Tony Black reviews Lucas Stand #5…
Lucas puts himself and Cyd in danger when he kills an agent of Hell he wasn’t assigned in 1947 Hollywood.
We’re racing toward conclusion now for Kurt Sutter & Catrin Kittridge’s limited run series Lucas Stand, which has been as dark and nihilistic as you might expect from Sutter given his previous works. The choice of time periods for temporal interloper Stand, the most unlikely time travelling anti-hero you can imagine, have been pretty inspired and landing him in post-war Hollywood, 1947, very much fits that model; this is a world of egomaniacal Hollywood movie moguls, casual violence, sharp suits, big stars, glamorous women and a slick sadism behind the glitz. Sutter & Kittridge manage to capture that without indulging too heavily, or letting it get in the way of a story which really begins clarifying Lucas’ dark, self-observant journey. The end is nigh.

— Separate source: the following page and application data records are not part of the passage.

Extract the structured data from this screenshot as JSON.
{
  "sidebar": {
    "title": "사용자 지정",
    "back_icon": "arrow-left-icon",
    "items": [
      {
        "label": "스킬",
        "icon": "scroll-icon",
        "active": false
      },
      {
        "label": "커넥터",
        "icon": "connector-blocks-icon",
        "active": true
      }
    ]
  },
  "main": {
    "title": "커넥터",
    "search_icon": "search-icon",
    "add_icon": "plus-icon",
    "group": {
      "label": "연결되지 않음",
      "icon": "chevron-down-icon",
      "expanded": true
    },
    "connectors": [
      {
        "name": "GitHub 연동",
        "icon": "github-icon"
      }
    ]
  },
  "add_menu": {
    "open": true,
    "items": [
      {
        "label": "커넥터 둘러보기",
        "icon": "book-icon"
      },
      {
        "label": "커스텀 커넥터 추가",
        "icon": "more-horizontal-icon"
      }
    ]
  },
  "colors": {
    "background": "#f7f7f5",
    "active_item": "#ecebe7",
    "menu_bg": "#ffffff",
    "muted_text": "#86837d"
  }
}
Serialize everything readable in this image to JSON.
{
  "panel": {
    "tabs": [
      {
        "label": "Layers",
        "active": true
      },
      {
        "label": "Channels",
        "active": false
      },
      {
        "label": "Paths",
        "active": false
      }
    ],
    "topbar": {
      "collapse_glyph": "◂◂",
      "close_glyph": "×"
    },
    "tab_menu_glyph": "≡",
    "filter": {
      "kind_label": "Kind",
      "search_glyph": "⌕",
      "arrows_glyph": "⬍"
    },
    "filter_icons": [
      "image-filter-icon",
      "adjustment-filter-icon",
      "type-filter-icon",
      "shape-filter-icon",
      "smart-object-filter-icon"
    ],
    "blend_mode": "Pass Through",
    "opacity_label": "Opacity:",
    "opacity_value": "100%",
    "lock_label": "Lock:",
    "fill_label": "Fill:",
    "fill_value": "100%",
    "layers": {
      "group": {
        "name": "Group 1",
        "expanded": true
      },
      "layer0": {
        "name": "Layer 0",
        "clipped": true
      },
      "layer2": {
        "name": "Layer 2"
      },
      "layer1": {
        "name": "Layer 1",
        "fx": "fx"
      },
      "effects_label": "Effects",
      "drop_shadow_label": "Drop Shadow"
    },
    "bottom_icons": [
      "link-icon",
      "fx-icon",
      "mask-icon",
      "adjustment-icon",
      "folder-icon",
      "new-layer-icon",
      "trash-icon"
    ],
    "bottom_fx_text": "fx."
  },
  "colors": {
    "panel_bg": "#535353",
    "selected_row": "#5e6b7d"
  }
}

That’s in general, by the way, not just when it comes to Lucas’ story or the series. A darker evil than the demons he’s been hunting, the Tempters, is lurking like a gloomy void of coldness and Lucas here begins to understand the depth of the enemy he’s been facing, and how close to home it’s always been. Lucas retains that sparky yet cold repartee with partner of sorts Alicia, while Dedham’s return after the series’ high point in the Old West provides a level of mentor relationship and friendship Lucas so desperately needs. This issue is perhaps less openly violent and brutal but it’s packed with horror in many instances and is more about adding the science-fiction element Sutter has skirted throughout but not really hit on. Come the end, as Lucas has begun to realise the depth of the mission he’s facing and the real sinister machinations of
This issue is perhaps less openly violent and brutal but it’s packed with horror in many instances and is more about adding the science-fiction element Sutter has skirted throughout but not really hit on. Come the end, as Lucas has begun to realise the depth of the mission he’s facing and the real sinister machinations of Gadriel, the final part is set up to take Lucas where he never would have imagined, and which opens up the possibilities for some exciting artwork and visual conception which may throw some commentary on us in the modern day for the bargain.
The conclusion of Lucas Stand could well top off what has been an exciting, dark, grim but thought provoking, adult series which really deserves to be adapted into a TV series. It’s as uncompromising and pulpy as you might expect from Kurt Sutter and all the better for it. Another strong issue with the promise of a grand finish to come.